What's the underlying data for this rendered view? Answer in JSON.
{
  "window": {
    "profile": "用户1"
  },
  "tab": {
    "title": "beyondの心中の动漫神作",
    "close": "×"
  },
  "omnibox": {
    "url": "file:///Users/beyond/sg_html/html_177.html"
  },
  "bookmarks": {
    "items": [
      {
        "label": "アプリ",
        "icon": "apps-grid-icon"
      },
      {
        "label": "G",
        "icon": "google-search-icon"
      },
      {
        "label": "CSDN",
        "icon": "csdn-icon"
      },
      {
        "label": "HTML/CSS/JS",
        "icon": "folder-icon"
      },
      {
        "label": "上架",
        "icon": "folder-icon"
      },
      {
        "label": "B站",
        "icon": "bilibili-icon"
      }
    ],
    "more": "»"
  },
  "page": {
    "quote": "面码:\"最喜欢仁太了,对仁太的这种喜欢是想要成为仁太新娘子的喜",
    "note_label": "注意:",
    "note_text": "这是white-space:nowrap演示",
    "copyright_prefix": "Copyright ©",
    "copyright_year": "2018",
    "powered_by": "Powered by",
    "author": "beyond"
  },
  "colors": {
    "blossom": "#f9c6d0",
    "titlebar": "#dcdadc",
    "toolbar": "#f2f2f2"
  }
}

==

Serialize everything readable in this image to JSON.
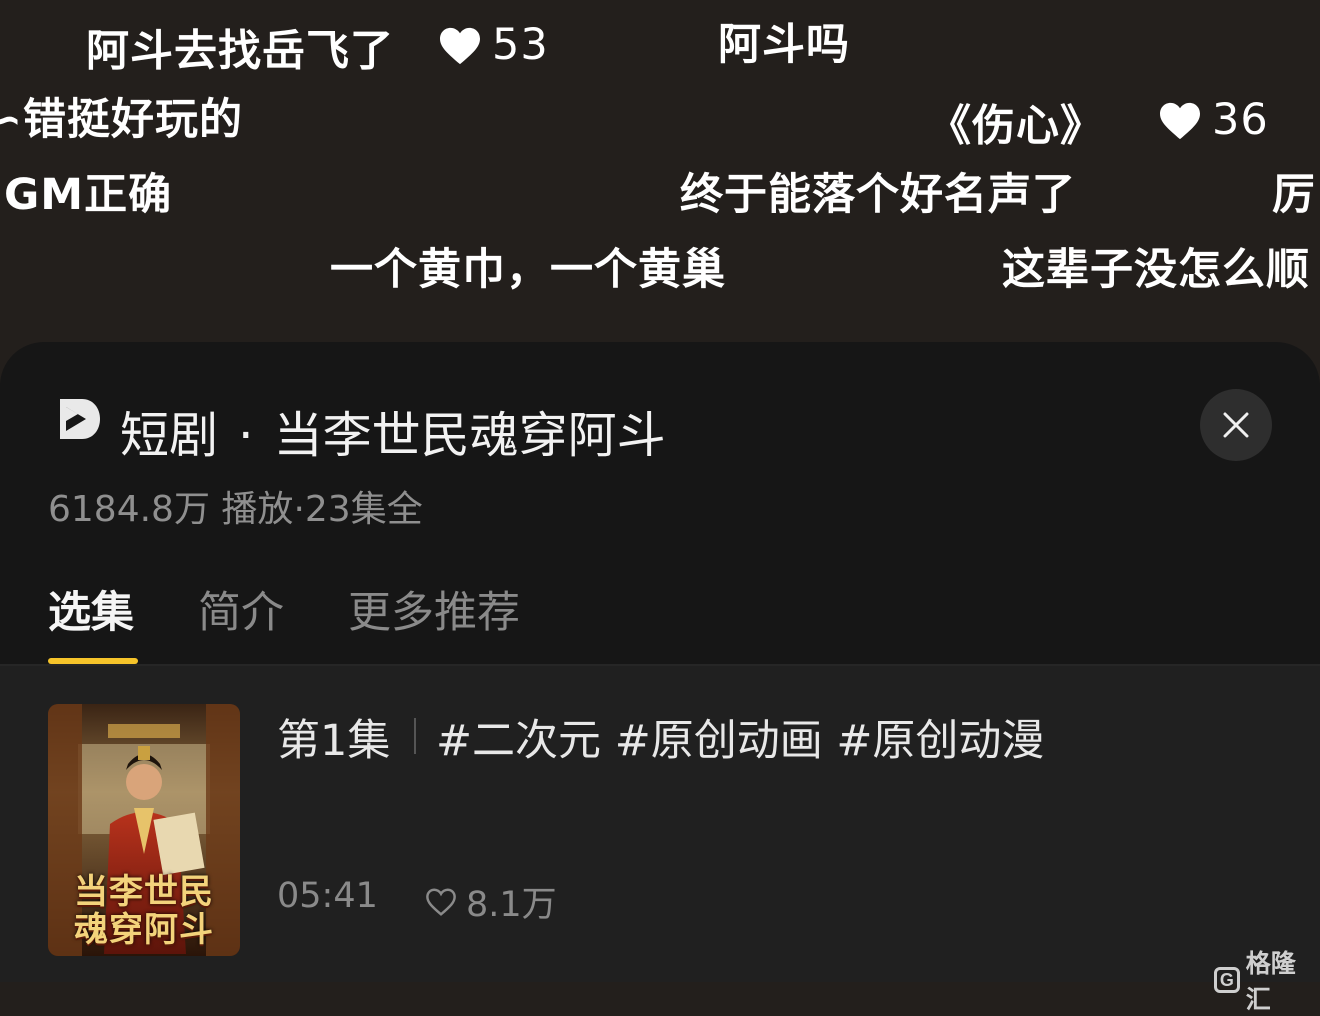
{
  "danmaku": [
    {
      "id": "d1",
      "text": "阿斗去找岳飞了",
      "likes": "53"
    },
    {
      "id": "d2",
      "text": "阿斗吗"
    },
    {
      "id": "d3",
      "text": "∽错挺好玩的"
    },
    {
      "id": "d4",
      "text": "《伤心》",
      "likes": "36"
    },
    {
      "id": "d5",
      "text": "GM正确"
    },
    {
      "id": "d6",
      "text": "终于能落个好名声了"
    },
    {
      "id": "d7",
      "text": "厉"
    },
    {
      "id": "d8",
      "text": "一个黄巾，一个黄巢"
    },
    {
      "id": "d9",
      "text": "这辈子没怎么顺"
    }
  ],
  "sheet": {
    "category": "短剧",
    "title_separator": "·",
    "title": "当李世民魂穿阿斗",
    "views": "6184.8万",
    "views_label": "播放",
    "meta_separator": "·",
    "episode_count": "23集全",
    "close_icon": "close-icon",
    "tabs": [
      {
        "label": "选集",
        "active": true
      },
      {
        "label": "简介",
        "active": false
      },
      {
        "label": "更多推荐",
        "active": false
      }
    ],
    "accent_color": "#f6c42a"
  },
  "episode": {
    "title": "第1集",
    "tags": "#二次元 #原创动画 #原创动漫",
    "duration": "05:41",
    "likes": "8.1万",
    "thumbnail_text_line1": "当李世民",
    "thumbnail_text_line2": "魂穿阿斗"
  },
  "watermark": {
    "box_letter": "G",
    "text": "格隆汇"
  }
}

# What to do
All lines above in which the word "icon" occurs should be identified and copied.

# Response to the task
        "icon": "apps-grid-icon"
        "icon": "google-search-icon"
        "icon": "csdn-icon"
        "icon": "folder-icon"
        "icon": "folder-icon"
        "icon": "bilibili-icon"
    "close_icon": "close-icon",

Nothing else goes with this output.